== WORK REQUIRED ==
Please set out each line below exactly as it stands, without the images.

Stored data entries:
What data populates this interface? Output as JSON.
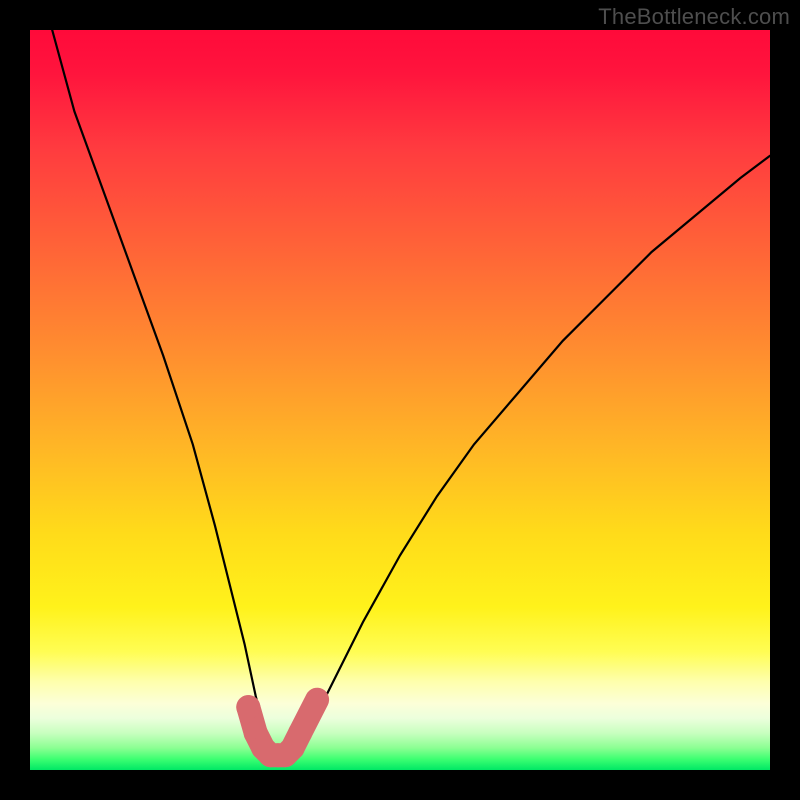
{
  "watermark": "TheBottleneck.com",
  "chart_data": {
    "type": "line",
    "title": "",
    "xlabel": "",
    "ylabel": "",
    "xlim": [
      0,
      100
    ],
    "ylim": [
      0,
      100
    ],
    "grid": false,
    "series": [
      {
        "name": "bottleneck-curve",
        "color": "#000000",
        "x": [
          3,
          6,
          10,
          14,
          18,
          22,
          25,
          27,
          29,
          30.5,
          32,
          33.5,
          35,
          37,
          40,
          45,
          50,
          55,
          60,
          66,
          72,
          78,
          84,
          90,
          96,
          100
        ],
        "values": [
          100,
          89,
          78,
          67,
          56,
          44,
          33,
          25,
          17,
          10,
          4,
          1.5,
          1.5,
          4,
          10,
          20,
          29,
          37,
          44,
          51,
          58,
          64,
          70,
          75,
          80,
          83
        ]
      }
    ],
    "markers": {
      "name": "highlight-segment",
      "color": "#d86a6e",
      "x": [
        29.5,
        30.5,
        31.5,
        32.5,
        33.5,
        34.5,
        35.5,
        36.5,
        38.8
      ],
      "values": [
        8.5,
        5.0,
        3.0,
        2.0,
        2.0,
        2.0,
        3.0,
        5.0,
        9.5
      ],
      "radius": 12,
      "outlier_radius": 8
    }
  }
}
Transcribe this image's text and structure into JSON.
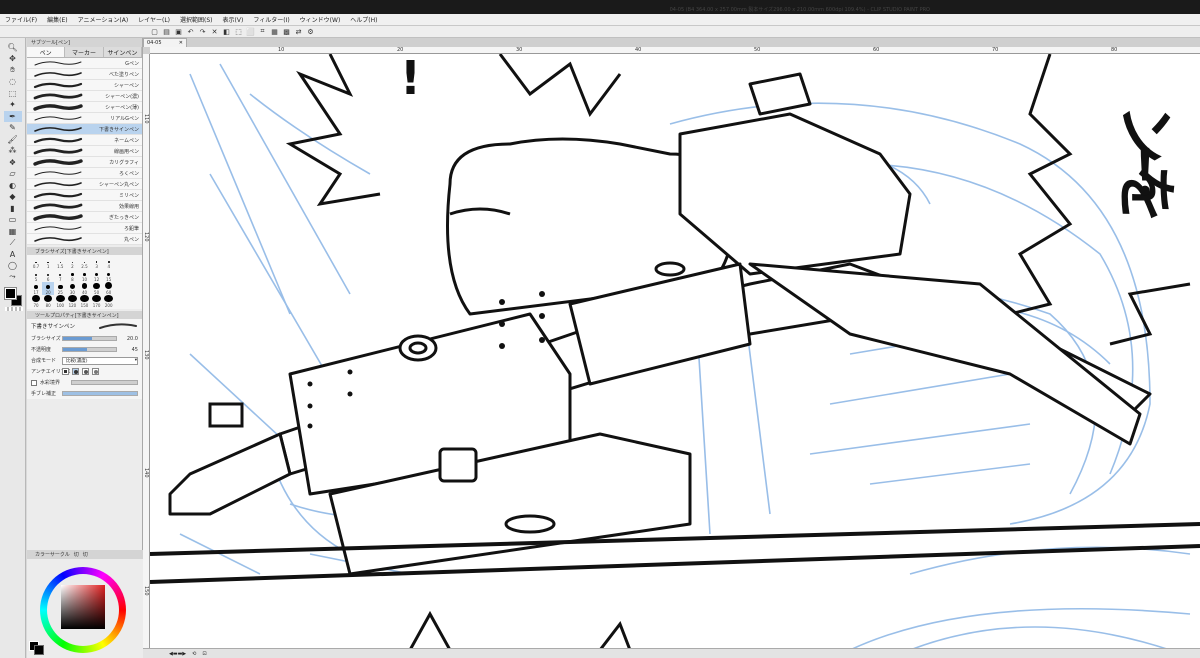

== ANSWER TO THIS EXERCISE ==
What data populates this interface? Output as JSON.
{
  "watermark": "TheBottleneck.com",
  "chart_data": {
    "type": "line",
    "title": "",
    "xlabel": "",
    "ylabel": "",
    "xlim": [
      0,
      100
    ],
    "ylim": [
      0,
      100
    ],
    "grid": false,
    "series": [
      {
        "name": "bottleneck-curve",
        "color": "#000000",
        "x": [
          3,
          6,
          10,
          14,
          18,
          22,
          25,
          27,
          29,
          30.5,
          32,
          33.5,
          35,
          37,
          40,
          45,
          50,
          55,
          60,
          66,
          72,
          78,
          84,
          90,
          96,
          100
        ],
        "values": [
          100,
          89,
          78,
          67,
          56,
          44,
          33,
          25,
          17,
          10,
          4,
          1.5,
          1.5,
          4,
          10,
          20,
          29,
          37,
          44,
          51,
          58,
          64,
          70,
          75,
          80,
          83
        ]
      }
    ],
    "markers": {
      "name": "highlight-segment",
      "color": "#d86a6e",
      "x": [
        29.5,
        30.5,
        31.5,
        32.5,
        33.5,
        34.5,
        35.5,
        36.5,
        38.8
      ],
      "values": [
        8.5,
        5.0,
        3.0,
        2.0,
        2.0,
        2.0,
        3.0,
        5.0,
        9.5
      ],
      "radius": 12,
      "outlier_radius": 8
    }
  }
}
Transcribe this image's text and structure into JSON.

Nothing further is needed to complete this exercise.